SSH Hidden Service

Posted on May 11, 2020

This is a short guide on using SSH over the Tor network. It can be used to hide the location of your server, and hide that you are connecting to your server. Note that your ISP will be able to see that you are using Tor, just not what exactly you are doing over Tor.

Running a hidden service doesn’t require you to open up any ports, so you can keep port 22 closed to the world and away from any automated scanners.

Install Tor

Your distribution might already have Tor in its package repositories, but it is best to use the repositories maintained by the Tor project1.

For Debian-based systems, this is only a few commands away:

# Add package signing key
wget -qO- https://deb.torproject.org/torproject.org/A3C4F0F979CAA22CDBA8F512EE8CBC9E886DDD89.asc | apt-key add -

# Add Tor package repositories
cat << EOF > /etc/apt/sources.list.d/tor.list
deb https://deb.torproject.org/torproject.org $(lsb_release -cs) main
deb-src https://deb.torproject.org/torproject.org $(lsb_release -cs) main
EOF

# Update package listings
apt update

# Install Tor and package signing keyring
apt install tor deb.torproject.org-keyring

You will also need to repeat this step on any clients that you want to connect to the hidden service.

Configure a Hidden Service

Open up /etc/tor/torrc in your favourite text editor.

Firstly I like to disable the SOCKS proxy since we won’t be using it here, we can do this by adding the line SocksPort 0.

Next we need to add a block that describes our hidden service:

HiddenServiceDir /var/lib/tor/ssh/
HiddenServiceVersion 3
HiddenServicePort 22 127.0.0.1:22
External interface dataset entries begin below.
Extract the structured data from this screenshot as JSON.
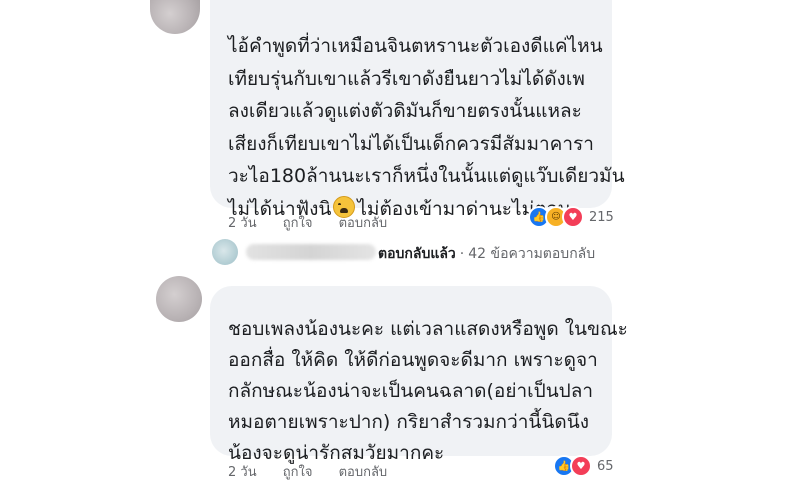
{
  "comments": [
    {
      "lines": [
        "ไอ้คำพูดที่ว่าเหมือนจินตหรานะตัวเองดีแค่ไหน",
        "เทียบรุ่นกับเขาแล้วรีเขาดังยืนยาวไม่ได้ดังเพ",
        "ลงเดียวแล้วดูแต่งตัวดิมันก็ขายตรงนั้นแหละ",
        "เสียงก็เทียบเขาไม่ได้เป็นเด็กควรมีสัมมาคารา",
        "วะไอ180ล้านนะเราก็หนึ่งในนั้นแต่ดูแว๊บเดียวมัน"
      ],
      "last_line_before_emoji": "ไม่ได้น่าฟังนิ",
      "last_line_after_emoji": "ไม่ต้องเข้ามาด่านะไม่ตอบ",
      "emoji": "weary-face",
      "time": "2 วัน",
      "like_label": "ถูกใจ",
      "reply_label": "ตอบกลับ",
      "reaction_count": "215",
      "reactions": [
        "like",
        "haha",
        "love"
      ]
    },
    {
      "lines": [
        "ชอบเพลงน้องนะคะ แต่เวลาแสดงหรือพูด ในขณะ",
        "ออกสื่อ ให้คิด ให้ดีก่อนพูดจะดีมาก เพราะดูจา",
        "กลักษณะน้องน่าจะเป็นคนฉลาด(อย่าเป็นปลา",
        "หมอตายเพราะปาก) กริยาสำรวมกว่านี้นิดนึง",
        "น้องจะดูน่ารักสมวัยมากคะ"
      ],
      "time": "2 วัน",
      "like_label": "ถูกใจ",
      "reply_label": "ตอบกลับ",
      "reaction_count": "65",
      "reactions": [
        "like",
        "love"
      ]
    }
  ],
  "reply_thread": {
    "replied_label": "ตอบกลับแล้ว",
    "separator": "·",
    "count_label": "42 ข้อความตอบกลับ"
  },
  "colors": {
    "bubble": "#f0f2f5",
    "meta_text": "#65676b",
    "like": "#1877f2",
    "haha": "#f7b125",
    "love": "#f33e58"
  }
}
We use version 3 of the hidden service protocol (identifiable by the longer addresses), which uses more modern crypto and has an improved directory protocol making it harder for people to discover your onion address.

If you would like to create a single hop onion2 (provide no anonymity to the server, but clients still get full anonymity), you can add the following lines to your hidden service block:

HiddenServiceNonAnonymousMode 1
HiddenServiceSingleHopMode 1

Restart Tor so that it can reload the configuration:

systemctl restart tor

Now a file should have been created that contains your onion address!:

cat /var/lib/tor/ssh/hostname

Save this somewhere, because we’ll need it shortly to connect.

Connecting via Tor

On your client computer, install Tor as before. You don’t need to alter any configuration values this time.

Using the torify wrapper program is very easy, and it works with any program (ssh, curl, …):

torify ssh user@blahblahblah.onion`

However, we can make things easier by using the ProxyCommand directive in ~/.ssh/config (create this file if it does not exist).

Host foo
  HostName blahblahblah.onion
  User user
  ProxyCommand /usr/bin/nc -x 127.0.0.1:9050 %h %p

To verify that your connection is indeed going over Tor, you can run echo $SSH_CLIENT. The address should be 127.0.0.1.

Going Further

  • Use the mkp224o tool to bruteforce a vanity onion address. e.g. mysshXXXXXXXXXXXXX.onion.
  • Read the manual on the HiddenServiceAuthorizeClient config directive to configure authentication for your onion.
  • Use the SSH ProxyJump option to connect to all of your machines through a single onion service.
  • Use Mosh3 instead of SSH, as it feels much better with high latency connections. Mosh requires UDP, Tor is not able to route UDP packets, and so unfortunately you cannot use Mosh.
  • Run a bridge to donate some bandwidth to the Tor network!
  • Deploy this using your favourite configuration management tool (like Ansible).

  1. Why and how I can enable Tor Package Repository in Debian?↩︎

  2. What’s new in Tor 0.2.9.8?↩︎

  3. Mosh: the mobile shell↩︎